A rare thing

In view of the tumultuous events in recent memory, economists should not be surprised by anything.

Nevertheless, the strong U.S. dollar comes as a shock; it is a rare thing nowadays. It should be recognized that the external value of that currency is of crucial importance to Canada.

We are importing each month more than $20 billion in goods from the United States. The recently expensive U.S. dollar has had a tremendous impact on so much of our economy, rising costs on everything from food to capital equipment, and such items as automobiles.

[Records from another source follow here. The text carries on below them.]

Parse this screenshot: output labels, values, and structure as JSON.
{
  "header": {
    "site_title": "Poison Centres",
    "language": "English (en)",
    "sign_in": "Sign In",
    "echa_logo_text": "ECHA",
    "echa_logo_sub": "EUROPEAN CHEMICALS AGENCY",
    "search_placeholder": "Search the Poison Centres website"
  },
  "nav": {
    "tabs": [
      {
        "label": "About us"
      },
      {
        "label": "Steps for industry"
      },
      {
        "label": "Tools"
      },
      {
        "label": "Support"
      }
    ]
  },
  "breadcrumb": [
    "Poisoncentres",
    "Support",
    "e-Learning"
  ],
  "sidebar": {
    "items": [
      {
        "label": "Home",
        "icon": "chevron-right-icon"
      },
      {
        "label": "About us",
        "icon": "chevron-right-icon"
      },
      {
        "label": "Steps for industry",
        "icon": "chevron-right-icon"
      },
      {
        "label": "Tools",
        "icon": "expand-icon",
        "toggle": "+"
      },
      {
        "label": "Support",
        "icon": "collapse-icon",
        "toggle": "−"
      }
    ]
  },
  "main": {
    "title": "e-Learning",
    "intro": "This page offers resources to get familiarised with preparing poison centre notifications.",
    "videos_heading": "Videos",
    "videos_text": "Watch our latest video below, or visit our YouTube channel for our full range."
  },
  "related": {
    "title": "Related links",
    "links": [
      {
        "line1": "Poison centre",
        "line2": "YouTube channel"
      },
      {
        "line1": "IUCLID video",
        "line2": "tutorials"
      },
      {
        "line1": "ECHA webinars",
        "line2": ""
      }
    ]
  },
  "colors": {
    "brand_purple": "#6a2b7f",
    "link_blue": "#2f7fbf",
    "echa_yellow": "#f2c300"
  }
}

A strengthening U.S. dollar is historically a rare thing. The upward moves early in the 1980s and again in the late 1990s were aberrations from the generally declining U.S. dollar. Ever since the Bretton Woods Agreement more than four decades ago, the U.S. currency has fallen in value against the currencies of other major developed nations.

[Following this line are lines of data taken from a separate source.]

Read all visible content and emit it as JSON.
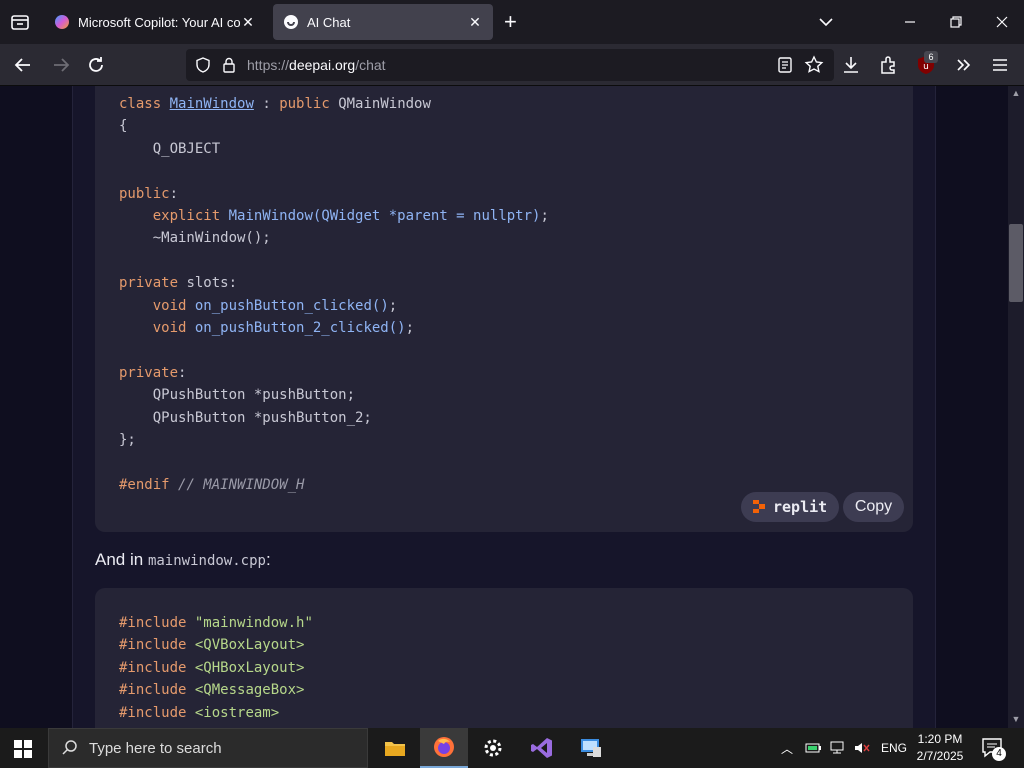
{
  "browser": {
    "tabs": [
      {
        "title": "Microsoft Copilot: Your AI comp",
        "active": false
      },
      {
        "title": "AI Chat",
        "active": true
      }
    ],
    "url_prefix": "https://",
    "url_host": "deepai.org",
    "url_path": "/chat",
    "extension_badge": "6"
  },
  "page": {
    "code_block_1": {
      "replit_label": "replit",
      "copy_label": "Copy"
    },
    "prose_before": "And in ",
    "prose_code": "mainwindow.cpp",
    "prose_after": ":"
  },
  "taskbar": {
    "search_placeholder": "Type here to search",
    "language": "ENG",
    "time": "1:20 PM",
    "date": "2/7/2025",
    "notification_count": "4"
  },
  "colors": {
    "keyword": "#e59a6c",
    "function": "#8fb4f4",
    "string": "#b6d78a",
    "code_bg": "#252436",
    "page_bg": "#0f0e1f"
  }
}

Inasmuch as trends do not usually proceed in a straight line, some suggest that it is about time for a rebound to occur.

The immediate trigger for the strong U.S. currency is the belief that the U.S. federal reserve’s purchase of bonds with printed money may start to taper in the coming months. The probability then is that the end of so-called quantitative easing would push up interest rates significantly. That would entail a sharp rise in capital inflows there, as capital would flow from riskier nations in the world. That obviously pushed up the U.S. dollar.

Also with the decline in money printing that was part of quantitative easing, the existing dollar would be more valuable.

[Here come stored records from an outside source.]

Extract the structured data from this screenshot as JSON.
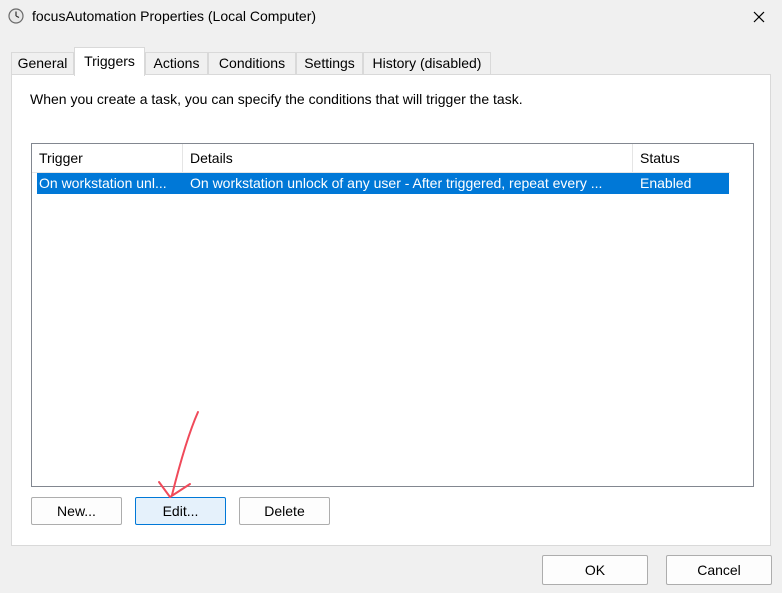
{
  "window": {
    "title": "focusAutomation Properties (Local Computer)"
  },
  "tabs": [
    {
      "label": "General"
    },
    {
      "label": "Triggers"
    },
    {
      "label": "Actions"
    },
    {
      "label": "Conditions"
    },
    {
      "label": "Settings"
    },
    {
      "label": "History (disabled)"
    }
  ],
  "triggers": {
    "intro": "When you create a task, you can specify the conditions that will trigger the task.",
    "columns": {
      "trigger": "Trigger",
      "details": "Details",
      "status": "Status"
    },
    "rows": [
      {
        "trigger": "On workstation unl...",
        "details": "On workstation unlock of any user - After triggered, repeat every ...",
        "status": "Enabled"
      }
    ],
    "buttons": {
      "new": "New...",
      "edit": "Edit...",
      "delete": "Delete"
    }
  },
  "footer": {
    "ok": "OK",
    "cancel": "Cancel"
  },
  "colors": {
    "selection": "#0078d7",
    "annotation_arrow": "#f04a5a"
  }
}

There are other factors at work, but the U.S. economy is improving. Mortgage rates are falling and the housing industry is responding with a sizable recovery. Non-farm payrolls continue to expand, and GDP growth is stronger, though not at an exuberant rate.

Other nations are not faring as well. Japan remains mired in a recession, but a recovery seems to be underway. Economic conditions in Europe are stabilizing, but still, it fails to attract much investment that would strengthen the euro. While the Chinese economy continues to grow, investment there remains hazardous; the rules and regulation of the Communist Party are not attractive compared to the United States.

Given the above it is not unexpected that the U.S. continues to be a relatively attractive place for investment.

All but forgotten is the precarious state of the U.S. economy – with its overhang of trillions of dollars in national debt, bankrupt cities, unfunded pension funds, and its foreign trading accounts continuing to be several hundred billion dollars short – but that will reassert itself in a year or so.

That will be a boon to our export markets and to the entire Canadian economy.



Bruce Whitestone